It was there that they started Makana FA, named in honour of one of the first political prisoner on the island, tribal leader Makana. The founding members recently received honorary membership to FIFA, and four of them - Sitoto, Isaacs, Tshabala and Skinners - spoke exclusively to about their experiences and how, for them, football really was more than just a game. Was there generally cooperation between prisoners?
Sedick Isaacs: Cooperation took place on all levels, we taught each other, music, soccer and other competitive activity. It was firstly political education, secondly academic education and thirdly sport, and mainly soccer

How did the Makana Football Association start?
Sipho Tshabalala: When you are in prison, especially in a situation of degradation, you learn to get what you want. And fortunately, we got a referees charter. God alone knows where from, but we had one. The referees charter became our bible.

Lizo Sitoto: We were also young at that time, full of energy, and we needed to expend that energy. We wanted to get closer to one another because we were in different areas of the prison, and one way to do this was through sport.

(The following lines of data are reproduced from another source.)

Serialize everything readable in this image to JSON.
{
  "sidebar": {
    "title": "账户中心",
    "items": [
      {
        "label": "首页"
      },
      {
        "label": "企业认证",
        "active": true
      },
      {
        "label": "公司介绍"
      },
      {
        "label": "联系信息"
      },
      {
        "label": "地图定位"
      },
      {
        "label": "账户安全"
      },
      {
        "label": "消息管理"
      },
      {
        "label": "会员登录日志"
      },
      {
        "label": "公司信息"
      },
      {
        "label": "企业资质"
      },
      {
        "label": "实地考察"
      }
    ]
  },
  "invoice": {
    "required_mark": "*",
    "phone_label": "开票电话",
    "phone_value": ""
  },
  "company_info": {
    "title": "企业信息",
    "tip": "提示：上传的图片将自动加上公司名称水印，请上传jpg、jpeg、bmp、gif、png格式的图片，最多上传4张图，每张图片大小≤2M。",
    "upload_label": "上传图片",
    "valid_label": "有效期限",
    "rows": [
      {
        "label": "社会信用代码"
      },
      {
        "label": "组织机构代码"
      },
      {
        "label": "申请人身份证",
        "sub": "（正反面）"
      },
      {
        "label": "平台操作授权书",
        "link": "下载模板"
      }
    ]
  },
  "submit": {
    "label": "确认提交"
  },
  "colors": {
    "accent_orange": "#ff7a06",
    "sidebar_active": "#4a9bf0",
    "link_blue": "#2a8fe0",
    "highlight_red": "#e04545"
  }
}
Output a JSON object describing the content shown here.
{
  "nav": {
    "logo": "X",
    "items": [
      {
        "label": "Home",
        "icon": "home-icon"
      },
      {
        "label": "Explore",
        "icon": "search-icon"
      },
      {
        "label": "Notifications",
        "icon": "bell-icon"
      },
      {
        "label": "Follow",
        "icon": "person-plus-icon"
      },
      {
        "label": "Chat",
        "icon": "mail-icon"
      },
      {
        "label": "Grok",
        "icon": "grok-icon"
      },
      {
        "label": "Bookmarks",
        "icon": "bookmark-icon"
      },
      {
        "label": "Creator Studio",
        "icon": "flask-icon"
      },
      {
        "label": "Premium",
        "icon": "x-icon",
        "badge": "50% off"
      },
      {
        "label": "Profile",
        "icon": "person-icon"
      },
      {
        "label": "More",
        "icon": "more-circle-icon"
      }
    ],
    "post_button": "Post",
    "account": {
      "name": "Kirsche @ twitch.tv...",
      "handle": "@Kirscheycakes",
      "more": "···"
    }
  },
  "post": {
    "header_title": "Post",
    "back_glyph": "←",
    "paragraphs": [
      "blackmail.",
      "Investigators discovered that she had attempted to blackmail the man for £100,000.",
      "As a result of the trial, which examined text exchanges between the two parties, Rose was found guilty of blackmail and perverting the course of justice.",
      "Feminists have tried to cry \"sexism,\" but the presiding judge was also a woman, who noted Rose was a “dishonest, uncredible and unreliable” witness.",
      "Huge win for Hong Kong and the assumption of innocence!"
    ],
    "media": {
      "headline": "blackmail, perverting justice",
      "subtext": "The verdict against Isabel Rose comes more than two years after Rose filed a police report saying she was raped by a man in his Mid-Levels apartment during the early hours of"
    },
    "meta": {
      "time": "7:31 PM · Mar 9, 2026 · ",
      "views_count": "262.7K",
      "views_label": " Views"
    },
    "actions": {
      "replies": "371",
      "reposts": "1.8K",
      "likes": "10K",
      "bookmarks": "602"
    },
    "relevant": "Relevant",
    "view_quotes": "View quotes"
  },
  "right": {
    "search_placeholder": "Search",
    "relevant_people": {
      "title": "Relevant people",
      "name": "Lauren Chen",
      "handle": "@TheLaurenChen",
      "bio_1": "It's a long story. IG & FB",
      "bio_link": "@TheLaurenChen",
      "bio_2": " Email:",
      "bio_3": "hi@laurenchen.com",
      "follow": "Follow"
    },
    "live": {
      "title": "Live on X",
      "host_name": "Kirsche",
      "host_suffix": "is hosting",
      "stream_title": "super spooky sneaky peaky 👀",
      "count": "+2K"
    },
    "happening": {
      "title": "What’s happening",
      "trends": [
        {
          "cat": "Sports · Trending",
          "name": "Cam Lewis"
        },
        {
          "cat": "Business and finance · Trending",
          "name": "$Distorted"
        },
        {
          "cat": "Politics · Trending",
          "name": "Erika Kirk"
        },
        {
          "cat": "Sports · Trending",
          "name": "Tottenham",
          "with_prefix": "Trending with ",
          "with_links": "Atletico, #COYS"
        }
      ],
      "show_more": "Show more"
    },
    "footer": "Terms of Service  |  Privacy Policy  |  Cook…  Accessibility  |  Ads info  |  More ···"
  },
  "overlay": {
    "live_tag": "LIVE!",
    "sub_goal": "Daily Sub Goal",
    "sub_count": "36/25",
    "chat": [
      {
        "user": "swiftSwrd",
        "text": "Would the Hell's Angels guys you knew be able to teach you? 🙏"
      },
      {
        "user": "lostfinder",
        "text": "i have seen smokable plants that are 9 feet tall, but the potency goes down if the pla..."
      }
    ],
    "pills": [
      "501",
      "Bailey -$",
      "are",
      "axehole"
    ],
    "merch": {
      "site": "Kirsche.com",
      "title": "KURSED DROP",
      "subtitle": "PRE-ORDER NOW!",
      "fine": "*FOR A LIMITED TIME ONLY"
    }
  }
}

Could you have imagined that FIFA would be making Makana FA an honorary member?
Tshabalala: It was remote, but then, no constructive effort goes unnoticed. It is like a seed that lands on fertile ground - for ten years it will cease, and one day it will blossom. It was just a question of time and patience.

Why did you choose to play football?
Isaacs: (laughing) I tried to bring handball to the island but was met with fierce opposition, as the prisoners thought it was a girls' sport! We were also desperate for order, and the FIFA rules gave us order in our lives.

Tshabalala: It was more therapeutic for us, and our lives here. It made us feel like we were human beings, it made us feel that at least we were not isolated.

Mark Skinners: Football was very important because, while we were on Robben Island, one of the things that kept us sane was this constant link of wanting to know what was going on in the outside world, the normal things that people do like going to soccer matches. It affirmed that.

How did football help you cope with being imprisoned?
Skinners: We became part of something. Partly it was the feeling that by assisting or playing and forcing the authorities (the prison guards) to play, you actually get them to back down on something they were trying to deny you. It said that as a person, I want my dignity and I am not as isolated from the world as you people think. There was that sentiment in all of us.

Sitoto: Some of the players were our heroes, like Ruud Gullit, who won the European player of the year in 1987 and dedicated it to Mandela. We all identified with him and as a result a lot of people had dreadlocks.